"To be sure."

"How long will it take to skin the beast, Benson?"

"An hour and over, if I want to make a good job of it," was the slow reply. "It's too nice a hide to ruin by quick cutting."

"Supposing I ride ahead then, and you follow with the boys as soon as you are ready?"

This was agreed to, and in a minute the young officer was off once more, urging his horse forward at the animal's best speed.

"Now I can take my time," declared old Benson. "Sorry I aint got my hunting-knife."

"Where is it?"

"It was lost in the shuffle with those desperadoes I put in the hole." The old scout chuckled. "My! my! how they must love me for putting em down there!"

"They'll have it in for you when they get out," remarked Darry.

"Oh, I'm not afraid, lad."

The buffalo had fallen into something of a heap, and it took their combined efforts to turn the huge carcass over.

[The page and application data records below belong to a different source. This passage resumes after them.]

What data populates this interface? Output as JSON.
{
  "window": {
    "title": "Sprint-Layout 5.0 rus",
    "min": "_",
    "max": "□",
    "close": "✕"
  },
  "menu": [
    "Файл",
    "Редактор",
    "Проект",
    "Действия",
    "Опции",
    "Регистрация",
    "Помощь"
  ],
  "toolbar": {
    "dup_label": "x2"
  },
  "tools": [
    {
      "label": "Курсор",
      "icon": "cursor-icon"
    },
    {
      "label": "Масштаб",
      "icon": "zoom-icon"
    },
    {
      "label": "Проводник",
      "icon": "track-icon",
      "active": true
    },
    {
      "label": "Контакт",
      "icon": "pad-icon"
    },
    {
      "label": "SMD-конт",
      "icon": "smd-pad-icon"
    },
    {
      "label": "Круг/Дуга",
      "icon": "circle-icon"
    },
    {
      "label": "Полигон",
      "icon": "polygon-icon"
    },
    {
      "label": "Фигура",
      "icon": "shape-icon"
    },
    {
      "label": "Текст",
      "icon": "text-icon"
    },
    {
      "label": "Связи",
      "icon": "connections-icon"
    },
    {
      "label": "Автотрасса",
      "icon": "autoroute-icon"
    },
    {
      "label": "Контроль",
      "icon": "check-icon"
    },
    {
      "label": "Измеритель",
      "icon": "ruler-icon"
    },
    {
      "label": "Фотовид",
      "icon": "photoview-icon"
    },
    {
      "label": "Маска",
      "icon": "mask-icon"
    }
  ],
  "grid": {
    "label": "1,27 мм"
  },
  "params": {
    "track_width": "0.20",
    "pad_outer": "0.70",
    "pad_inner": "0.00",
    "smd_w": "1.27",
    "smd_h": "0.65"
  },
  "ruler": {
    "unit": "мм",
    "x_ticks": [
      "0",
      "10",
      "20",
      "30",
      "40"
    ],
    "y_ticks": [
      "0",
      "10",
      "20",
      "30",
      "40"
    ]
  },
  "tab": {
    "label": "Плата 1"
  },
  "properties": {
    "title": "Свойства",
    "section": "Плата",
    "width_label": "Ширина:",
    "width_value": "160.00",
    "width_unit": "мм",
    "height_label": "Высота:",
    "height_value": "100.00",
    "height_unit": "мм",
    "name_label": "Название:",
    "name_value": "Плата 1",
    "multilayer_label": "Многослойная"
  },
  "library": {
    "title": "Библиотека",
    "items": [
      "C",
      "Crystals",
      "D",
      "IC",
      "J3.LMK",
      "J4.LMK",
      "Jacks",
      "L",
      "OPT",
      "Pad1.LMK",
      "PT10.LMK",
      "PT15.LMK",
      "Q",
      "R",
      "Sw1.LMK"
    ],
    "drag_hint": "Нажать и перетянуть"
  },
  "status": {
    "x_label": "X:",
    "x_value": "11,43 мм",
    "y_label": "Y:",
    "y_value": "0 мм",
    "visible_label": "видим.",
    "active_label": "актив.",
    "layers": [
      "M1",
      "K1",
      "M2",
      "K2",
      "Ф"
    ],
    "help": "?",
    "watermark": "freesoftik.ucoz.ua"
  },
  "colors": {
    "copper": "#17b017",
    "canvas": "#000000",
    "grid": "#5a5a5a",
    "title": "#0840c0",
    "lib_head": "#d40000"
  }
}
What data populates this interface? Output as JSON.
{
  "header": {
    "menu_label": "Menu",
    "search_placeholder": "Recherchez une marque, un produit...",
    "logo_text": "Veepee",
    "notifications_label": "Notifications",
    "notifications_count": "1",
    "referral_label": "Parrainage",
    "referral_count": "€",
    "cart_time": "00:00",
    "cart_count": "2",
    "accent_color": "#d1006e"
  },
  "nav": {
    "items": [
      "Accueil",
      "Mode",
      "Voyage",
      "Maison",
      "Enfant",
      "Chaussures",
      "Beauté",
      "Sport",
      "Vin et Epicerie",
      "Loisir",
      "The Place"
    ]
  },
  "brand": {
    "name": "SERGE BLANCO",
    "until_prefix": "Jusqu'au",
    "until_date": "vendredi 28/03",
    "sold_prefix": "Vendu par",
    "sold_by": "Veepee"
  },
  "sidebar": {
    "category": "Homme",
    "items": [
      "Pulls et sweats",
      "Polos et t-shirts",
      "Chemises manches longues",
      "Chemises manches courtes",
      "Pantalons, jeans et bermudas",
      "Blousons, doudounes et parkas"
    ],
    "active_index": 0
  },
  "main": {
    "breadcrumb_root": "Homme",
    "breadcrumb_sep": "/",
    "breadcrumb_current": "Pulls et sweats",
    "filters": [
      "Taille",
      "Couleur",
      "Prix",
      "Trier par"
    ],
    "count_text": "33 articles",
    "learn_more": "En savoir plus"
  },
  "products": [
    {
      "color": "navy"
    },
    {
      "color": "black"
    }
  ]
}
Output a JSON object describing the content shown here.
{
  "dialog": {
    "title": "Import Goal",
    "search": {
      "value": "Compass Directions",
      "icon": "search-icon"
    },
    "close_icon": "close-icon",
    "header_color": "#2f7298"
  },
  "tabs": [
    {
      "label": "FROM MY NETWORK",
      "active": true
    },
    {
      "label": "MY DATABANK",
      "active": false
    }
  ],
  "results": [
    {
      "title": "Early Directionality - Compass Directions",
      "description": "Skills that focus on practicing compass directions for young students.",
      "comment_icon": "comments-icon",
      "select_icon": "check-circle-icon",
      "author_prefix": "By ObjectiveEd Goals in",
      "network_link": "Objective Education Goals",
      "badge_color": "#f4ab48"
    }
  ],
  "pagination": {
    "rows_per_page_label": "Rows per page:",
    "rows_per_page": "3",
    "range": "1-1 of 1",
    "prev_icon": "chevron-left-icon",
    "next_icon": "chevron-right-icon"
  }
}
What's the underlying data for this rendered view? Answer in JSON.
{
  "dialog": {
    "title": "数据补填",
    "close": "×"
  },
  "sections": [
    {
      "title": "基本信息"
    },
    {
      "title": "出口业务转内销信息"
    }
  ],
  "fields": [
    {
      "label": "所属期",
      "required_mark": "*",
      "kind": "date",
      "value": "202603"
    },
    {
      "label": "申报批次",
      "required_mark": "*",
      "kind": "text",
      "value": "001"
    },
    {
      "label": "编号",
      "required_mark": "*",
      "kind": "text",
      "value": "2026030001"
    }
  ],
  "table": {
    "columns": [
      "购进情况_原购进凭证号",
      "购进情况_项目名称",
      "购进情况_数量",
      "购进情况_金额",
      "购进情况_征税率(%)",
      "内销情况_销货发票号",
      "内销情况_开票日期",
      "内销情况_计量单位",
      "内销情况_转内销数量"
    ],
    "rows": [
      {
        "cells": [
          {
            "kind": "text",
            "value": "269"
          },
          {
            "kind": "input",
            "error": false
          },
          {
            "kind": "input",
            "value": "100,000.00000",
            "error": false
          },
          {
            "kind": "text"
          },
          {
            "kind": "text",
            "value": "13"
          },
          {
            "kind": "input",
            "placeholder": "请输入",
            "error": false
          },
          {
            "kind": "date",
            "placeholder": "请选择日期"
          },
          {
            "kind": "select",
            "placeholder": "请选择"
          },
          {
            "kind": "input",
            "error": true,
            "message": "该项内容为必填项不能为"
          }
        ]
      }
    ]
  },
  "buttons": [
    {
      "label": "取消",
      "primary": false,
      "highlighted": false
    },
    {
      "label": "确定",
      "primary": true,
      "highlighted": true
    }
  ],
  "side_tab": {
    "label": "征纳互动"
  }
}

Then old Benson got out his clasp-knife, sharpened the blade upon the leather of his boot, and set to work, the boys assisting him as much as possible, which was not much, since the process was entirely new to them.

"That will be a load," said Joe, when they had the skin and a part of the head free. "How much do they weigh, Benson?"

"Close on to a hundred pounds."

"And how shall we carry that load?"

"We'll tie it up into something of a long bundle and take turns at toting it behind our saddles. Of course we won't be able to move along as fast as before, but that won't be necessary, now the captain has gone ahead to break the news."

The trail now led toward the river where Darry had almost lost his life by being hit with the drifting tree. The path was uncertain in spots, and they had to be careful for fear of getting into some boggy hole.

"What a splendid place for a ranch home!" suggested Darry. "Benson, I am surprised that there are so few cabins in this neighborhood."

There used to be quite a number through here, lad; but the Modoc and other Indians burnt them all down. I suppose new settlers will come in, now the Indians are behaving themselves."

"But are they behaving themselves?" questioned Joe.

"They are doing a good deal better than formerly, Joe. There is only one old chief in this neighborhood who seems to want to cause trouble."

"And who is that?"

"White Ox. He is some sort of a relative to Sitting Bull, so I've been told, and he won't give in that the white man is master of the situation. He has tried to get his warriors to rise against us several times, but so far he hasn't accomplished much."

"Where is White Ox now?"

"Over behind yonder mountain to the north. He is chief of a band that numbers between a hundred and a hundred and fifty people. He himself is one of the best Indian shots in the West."

"It's a pity they can't become citizens as well as other folks," remarked Darry.

"That's the whole trouble, lad. The United States didn't treat them right in the first place, and we are bound to suffer in consequence. But in the end the Injun will be wiped out completely."

As night came on, countless stars shone in the sky, making the trail fairly light. Old Benson rode in advance, with Darry next and Joe bringing up the rear.

Presently the old hunter drew rein, and motioned the others to do the same.

"Somebody ahead," he said in a low voice. "Four or five men on hossback. If I aint mistaken they're Injuns, too."

"Indians!" exclaimed Joe. "Do they come this way often?"

"No, lad. Fact is, they haven't any right over here, so close to the fort. It's against Colonel Fairfield's rules."

"Then what can they be doing here?"

"That's for us to find out."

Old Benson led the way to a side trail, and then into the shelter of a number of trees.

He quickly passed the pelt over to Darry.

"Both of you stay here until I get back," he said. "I'm going to find out what those redskins are up to."

"You won't be gone long, will you?" asked Joe.

"Don't expect to be gone over an hour at the most. If I aint back in two hours, make up your mind something has happened. Then you'll have to get back to the fort the best way you can," concluded the old scout.

A moment later the darkness of the night hid him from their view, and they were left alone in the bit of timberland.